Assembly Speaker Carl Heastie and Environmental Conservation Committee Chair Steve Englebright announced the passage of legislation to address the impact of climate change in New York.
"The Assembly has been a longstanding advocate for more environmentally conscious and sustainable public policies," said Speaker Heastie. "In recent years, the growing scale and economic impact of extreme weather events have proven that we must act now to minimize our carbon footprint and adopt best practices to protect the future of our state."
The New York State Climate and Community Protection Act (A.10342, Englebright) would help put New York on track to minimize the adverse effects of climate change through a combination of measures aimed at reducing statewide greenhouse gas emissions and improving the state's resiliency against future extreme weather events.

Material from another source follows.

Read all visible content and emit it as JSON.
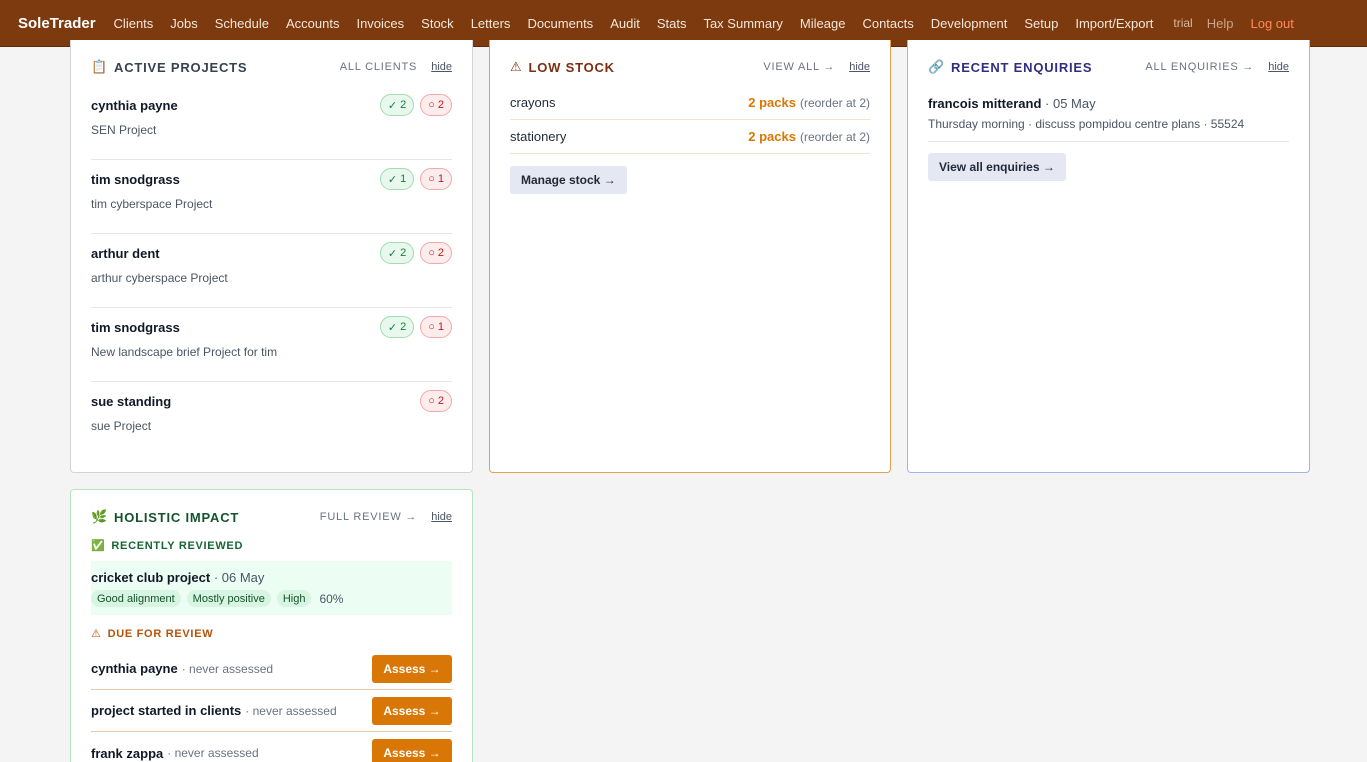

"New Yorkers have witnessed firsthand the devastating loss of life, homes and livelihoods caused by Superstorm Sandy and tropical storms Irene and Lee," said Assemblymember Englebright. "These extreme weather events are related to climate change. These storms, the migration of lobsters to cooler waters, new pests, and threats to public health all point to the undeniable fact that climate change is happening now, not in some distant future. This legislation includes provisions to both minimize the potential impacts of climate change and address the impacts that cannot be mitigated. It will also advance environmental justice and provide new well-paying jobs in the field of clean energy."
The bill would require the Department of Environmental Conservation (DEC) to:

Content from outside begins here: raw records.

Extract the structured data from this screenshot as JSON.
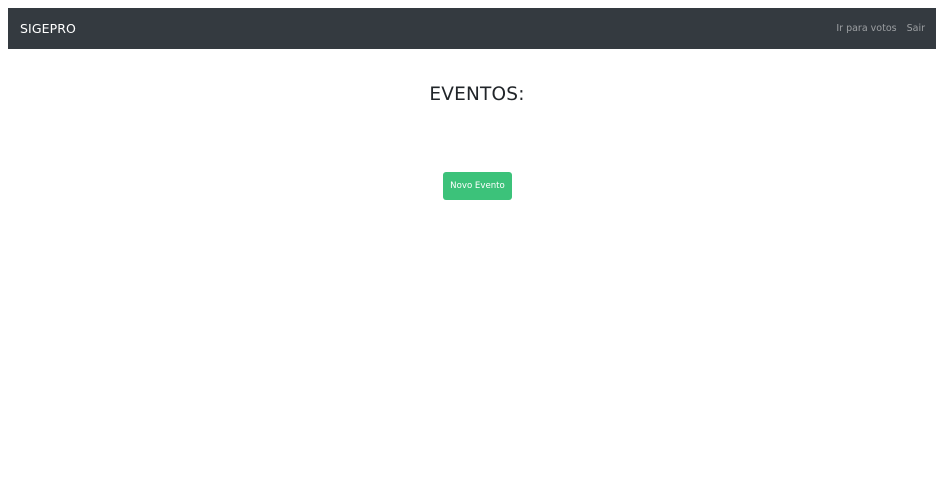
{
  "navbar": {
    "brand": "SIGEPRO",
    "links": [
      {
        "label": "Ir para votos"
      },
      {
        "label": "Sair"
      }
    ]
  },
  "main": {
    "title": "EVENTOS:",
    "new_event_button": "Novo Evento"
  },
  "colors": {
    "navbar_bg": "#343a40",
    "button_bg": "#3cc27a",
    "link_muted": "rgba(255,255,255,0.5)"
  }
}
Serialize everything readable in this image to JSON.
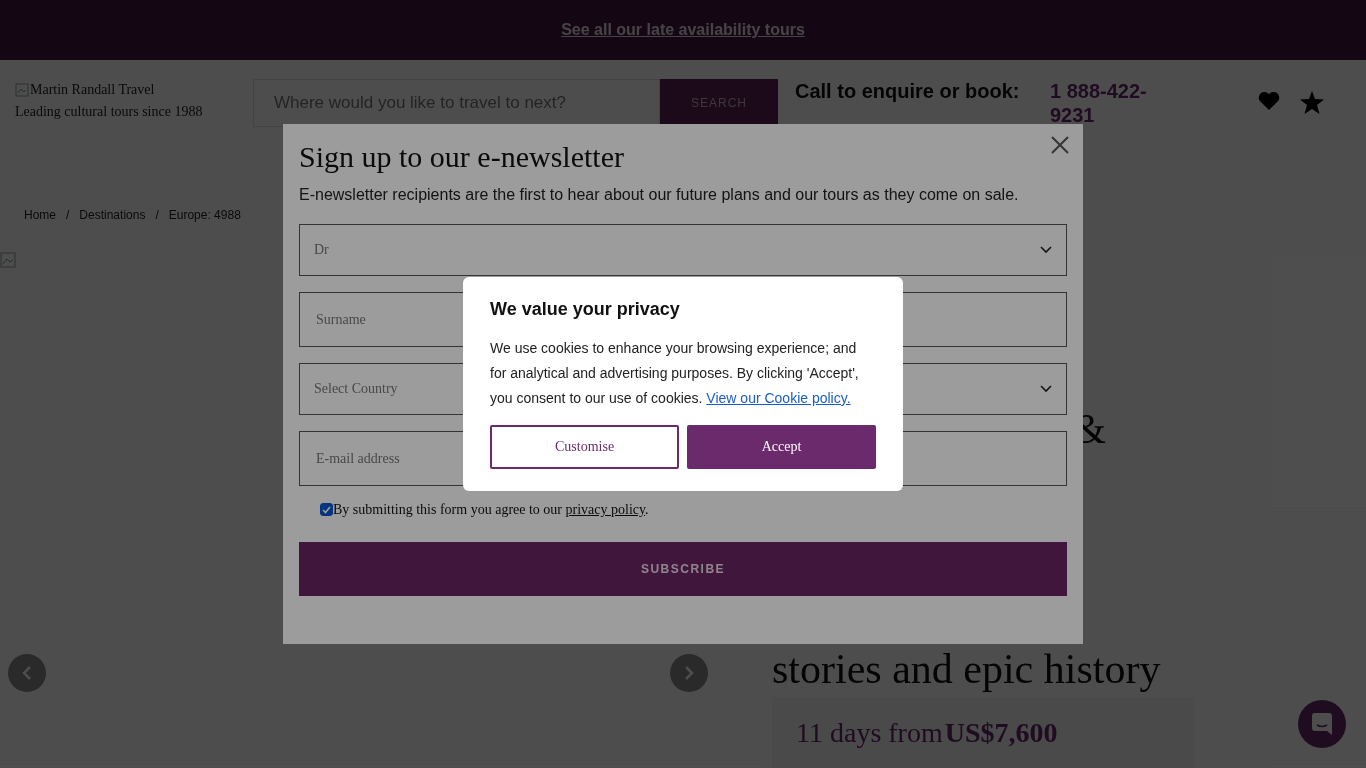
{
  "banner": {
    "link": "See all our late availability tours"
  },
  "header": {
    "logo_alt": "Martin Randall Travel",
    "tagline": "Leading cultural tours since 1988",
    "search": {
      "placeholder": "Where would you like to travel to next?",
      "button": "SEARCH"
    },
    "call_label": "Call to enquire or book:",
    "phone": "1 888-422-9231"
  },
  "breadcrumbs": [
    "Home",
    "Destinations",
    "Europe: 4988"
  ],
  "breadcrumb_separator": "/",
  "tour": {
    "title_fragments": [
      "&",
      "stories and epic history"
    ],
    "duration": "11 days from",
    "price": "US$7,600"
  },
  "newsletter": {
    "title": "Sign up to our e-newsletter",
    "intro": "E-newsletter recipients are the first to hear about our future plans and our tours as they come on sale.",
    "fields": [
      {
        "kind": "select",
        "value": "Dr"
      },
      {
        "kind": "text",
        "placeholder": "Surname"
      },
      {
        "kind": "select",
        "placeholder": "Select Country"
      },
      {
        "kind": "text",
        "placeholder": "E-mail address"
      }
    ],
    "consent": {
      "checked": true,
      "text": "By submitting this form you agree to our ",
      "link": "privacy policy",
      "end": "."
    },
    "button": "SUBSCRIBE"
  },
  "cookie": {
    "title": "We value your privacy",
    "text": "We use cookies to enhance your browsing experience; and for analytical and advertising purposes. By clicking 'Accept', you consent to our use of cookies.",
    "link": "View our Cookie policy.",
    "buttons": [
      {
        "label": "Customise",
        "kind": "secondary"
      },
      {
        "label": "Accept",
        "kind": "primary"
      }
    ]
  }
}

To ensure efficiency in the State's ongoing transition to renewable energy systems, the bill would require that of the total electric capacity regulated by the Public Service Commission, the Power Authority of the State of New York and the Long Island Power Authority, the amount produced by renewable energy systems be gradually increased to reach fifty percent by 2030. It would also maximize the creation and preservation of a qualified workforce in renewable energy systems by creating standards for maintaining job quality and worker training programs.
The bill would prioritize the health and safety of residents in all of the state's regions by creating a Working Group of representatives from environmental justice communities, DEC, and the Departments of Health and Labor to help identify disadvantaged communities for the purpose of reducing greenhouse gas emissions in these areas.
"Climate change presents a wide range of challenges that we must work together on to ensure the best possible future for our state," said Assemblymember Peoples-Stokes, chair of the committee on Governmental Operations. "This bill addresses the very serious consequences of climate change and helps find ways to reduce our environmental impact."
"Ensuring that New York State is shifting towards renewable energy sources as swiftly as possible is a key component to reducing the impacts of climate change," said Assemblymember Paulin, chair of the committee on Energy. "This legislation will help encourage the use of cleaner and more sustainable forms of energy and help reduce the state's carbon footprint."
"In addition to setting our state on a more sustainable path to an environmentally sound future, this legislation offers tremendous opportunities to preserve and expand our workforce," said Assemblymember Titus, chair of the committee on Labor. "As our state begins to rely more on renewable energy, the demand for quality skilled jobs will also increase, offering hardworking New York families the job security they need and deserve."